Clean air can greatly benefit our health, from improving sleep to digestion. It can mean the difference between a healthy and productive day or a visit to the hospital. Learn about modern filtration and HVAC technologies below and do more to make sure you have the best air for your health.
Did you know that we eat 2kg of food, drink 2l of water and breathe 11.000l of air each day? As we all know, air is extremely important for human survival but sometimes we forget the importance of this air being clean. In every breathe we take, there can be more than 25 million particulates that enter our bodies. With higher concentrations of particulates in the air, the risk of sickness/illness increases.
Currently, the EPA (Environmental Protection Agency) classifies six criteria for pollutants that are in the air1. These contaminants are Ozone, Particulate Matter, Sulphur Dioxide, Carbon Monoxide, Lead and Nitrogen Dioxide. Many of these contaminants are easily understood as they are a common gas or VOCs (volatile organic compounds), but Particulate Matter is something that is made up of several different pollutants. As we said, in each breath we take, there are over 25 million particles. These range in different types of particles (including pollen, dust, soot etc.) to different-sized particulates. When speaking about Particulate Matter, we talk about four key particulate ranges:

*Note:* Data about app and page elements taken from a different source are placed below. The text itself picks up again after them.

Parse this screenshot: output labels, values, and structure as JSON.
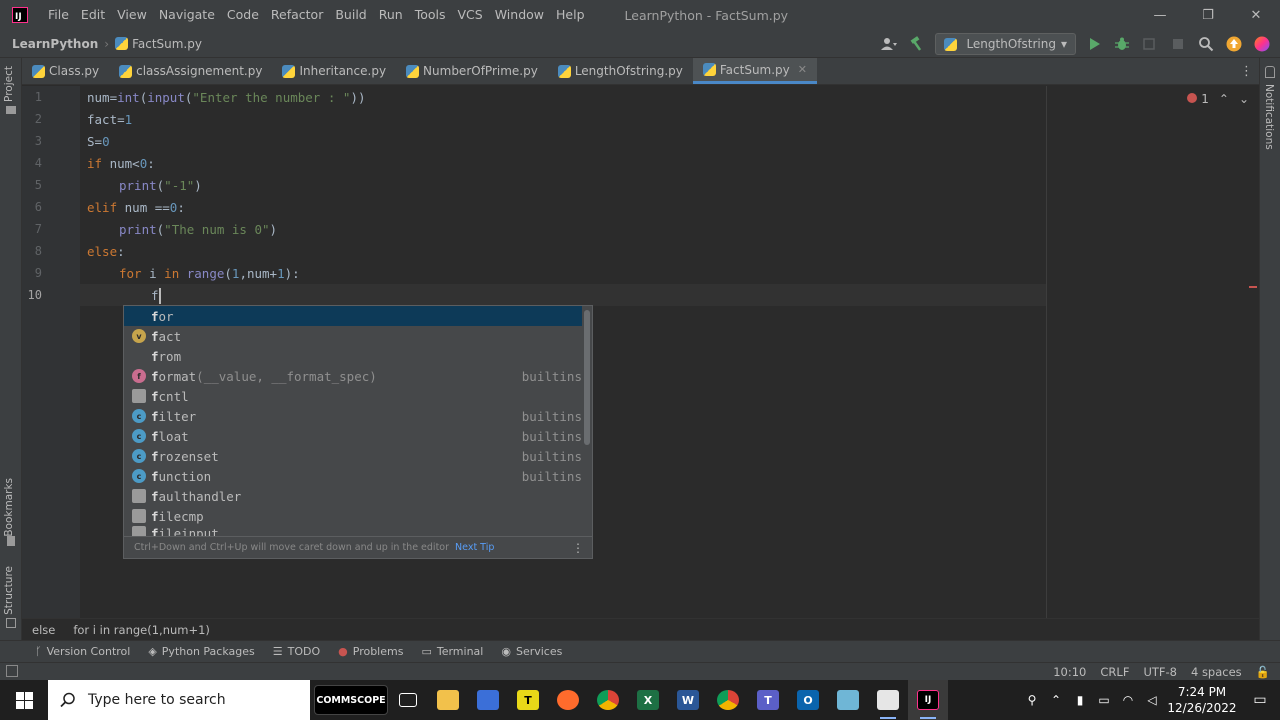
{
  "titlebar": {
    "logo_text": "IJ",
    "menu": [
      "File",
      "Edit",
      "View",
      "Navigate",
      "Code",
      "Refactor",
      "Build",
      "Run",
      "Tools",
      "VCS",
      "Window",
      "Help"
    ],
    "window_title": "LearnPython - FactSum.py",
    "minimize": "—",
    "restore": "❐",
    "close": "✕"
  },
  "navbar": {
    "project": "LearnPython",
    "file": "FactSum.py",
    "run_config": "LengthOfstring"
  },
  "tool_strips": {
    "project": "Project",
    "bookmarks": "Bookmarks",
    "structure": "Structure",
    "notifications": "Notifications"
  },
  "tabs": [
    {
      "label": "Class.py"
    },
    {
      "label": "classAssignement.py"
    },
    {
      "label": "Inheritance.py"
    },
    {
      "label": "NumberOfPrime.py"
    },
    {
      "label": "LengthOfstring.py"
    },
    {
      "label": "FactSum.py",
      "close": "✕"
    }
  ],
  "editor": {
    "line_numbers": [
      "1",
      "2",
      "3",
      "4",
      "5",
      "6",
      "7",
      "8",
      "9",
      "10"
    ],
    "error_count": "1",
    "code": {
      "l1_a": "num=",
      "l1_b": "int",
      "l1_c": "(",
      "l1_d": "input",
      "l1_e": "(",
      "l1_f": "\"Enter the number : \"",
      "l1_g": "))",
      "l2_a": "fact=",
      "l2_b": "1",
      "l3_a": "S=",
      "l3_b": "0",
      "l4_a": "if ",
      "l4_b": "num<",
      "l4_c": "0",
      "l4_d": ":",
      "l5_a": "print",
      "l5_b": "(",
      "l5_c": "\"-1\"",
      "l5_d": ")",
      "l6_a": "elif ",
      "l6_b": "num ==",
      "l6_c": "0",
      "l6_d": ":",
      "l7_a": "print",
      "l7_b": "(",
      "l7_c": "\"The num is 0\"",
      "l7_d": ")",
      "l8_a": "else",
      "l8_b": ":",
      "l9_a": "for ",
      "l9_b": "i ",
      "l9_c": "in ",
      "l9_d": "range",
      "l9_e": "(",
      "l9_f": "1",
      "l9_g": ",num+",
      "l9_h": "1",
      "l9_i": "):",
      "l10_a": "f"
    }
  },
  "completion": {
    "items": [
      {
        "icon": "",
        "head": "f",
        "rest": "or",
        "sig": "",
        "src": ""
      },
      {
        "icon": "v",
        "head": "f",
        "rest": "act",
        "sig": "",
        "src": ""
      },
      {
        "icon": "",
        "head": "f",
        "rest": "rom",
        "sig": "",
        "src": ""
      },
      {
        "icon": "f",
        "head": "f",
        "rest": "ormat",
        "sig": "(__value, __format_spec)",
        "src": "builtins"
      },
      {
        "icon": "mod",
        "head": "f",
        "rest": "cntl",
        "sig": "",
        "src": ""
      },
      {
        "icon": "c",
        "head": "f",
        "rest": "ilter",
        "sig": "",
        "src": "builtins"
      },
      {
        "icon": "c",
        "head": "f",
        "rest": "loat",
        "sig": "",
        "src": "builtins"
      },
      {
        "icon": "c",
        "head": "f",
        "rest": "rozenset",
        "sig": "",
        "src": "builtins"
      },
      {
        "icon": "c",
        "head": "f",
        "rest": "unction",
        "sig": "",
        "src": "builtins"
      },
      {
        "icon": "mod",
        "head": "f",
        "rest": "aulthandler",
        "sig": "",
        "src": ""
      },
      {
        "icon": "mod",
        "head": "f",
        "rest": "ilecmp",
        "sig": "",
        "src": ""
      },
      {
        "icon": "mod",
        "head": "f",
        "rest": "ileinput",
        "sig": "",
        "src": ""
      }
    ],
    "footer_hint": "Ctrl+Down and Ctrl+Up will move caret down and up in the editor",
    "footer_link": "Next Tip",
    "more": "⋮"
  },
  "code_crumbs": [
    "else",
    "for i in range(1,num+1)"
  ],
  "tool_windows": [
    {
      "icon": "ᚴ",
      "label": "Version Control"
    },
    {
      "icon": "◈",
      "label": "Python Packages"
    },
    {
      "icon": "☰",
      "label": "TODO"
    },
    {
      "icon": "●",
      "label": "Problems"
    },
    {
      "icon": "▭",
      "label": "Terminal"
    },
    {
      "icon": "◉",
      "label": "Services"
    }
  ],
  "status": {
    "position": "10:10",
    "line_sep": "CRLF",
    "encoding": "UTF-8",
    "indent": "4 spaces",
    "lock": "🔓"
  },
  "taskbar": {
    "search_placeholder": "Type here to search",
    "commscope": "COMMSCOPE",
    "time": "7:24 PM",
    "date": "12/26/2022"
  },
  "colors": {
    "accent": "#4a88c7",
    "keyword": "#cc7832",
    "string": "#6a8759",
    "number": "#6897bb",
    "builtin": "#8888c6",
    "error": "#c75450"
  }
}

PM1 is the most important and relevant particle fraction in the filtration process to create a healthy and good indoor environment (IAQ – Indoor Air Quality), where people and processes are optimally protected. The smallest particles are the most dangerous to humans because the human body lacks sufficient protection against these extremely small and harmful particles. They enter our body through the respiratory system, we inhale them, and they end up deep in the lungs and continue flowing in the bloodstream.
According to a report by the European Union2, indoor air can be up to 50 times more polluted than outdoor air. The reason for this increase in poor air quality is down to a number of factors:
We all understand that if we eat contaminated food or water, we are at risk of diseases, but we often don’t consider how poor air quality affects our health. Poor air quality can have detrimental impacts not only on your lung function but also on your other vital organs3. The poorer air you breathe, the greater the risk of many different diseases. But rather than focus on the effects of poor air quality on your health, maybe we should start taking the same approach as we do with our food and focus on the health benefits of breathing clean air. Clean air can have massive benefits for our health, from improving our sleep4 to improved digestion5.
In research conducted by Harvard University6, clean air was shown to improve cognitive function. In this research, it was seen that when comparing people in two different environments – one with poor air quality and one with improved air quality – it was seen that people in the building with clean air had increased cognitive performance by 61%. When they increased the air quality again to a higher level, the people were able to perform 101% higher in these cognitive tasks.
The first step to improving your Indoor Air Quality is to look for the sources of contaminations. In most cases, outdoor air pollution can greatly contribute to poor Indoor Air Quality. To help ensure that this air quality is protected you, should follow the guidelines set out in European standards7. This standard highlights the importance of ePM1 filters in all people-occupied facilities. In your HVAC system, the air filter is the main component that needs replacing. This means upgrading your filtration solution is the easiest action as there is no need to retrofit the framework or install new systems within your facility. Often, these air filters can be upgraded without affecting the energy consumption of your HVAC system. Utilising filters with the highest energy classification8 will help ensure optimal performance while protecting the people in your facility.
 ECA report 23 Ventilation, good indoor air quality and rationale use: https://publications.jrc.ec.europa.eu/repository/handle/JRC25406
 For example: prEN16798-3: Energy performance of buildings – Ventilation for buildings – Part 3: For non-residential buildings – Performance requirements for ventilation and room-conditioning systems
 Best energy class is A+ according to the Eurovent Certification Programme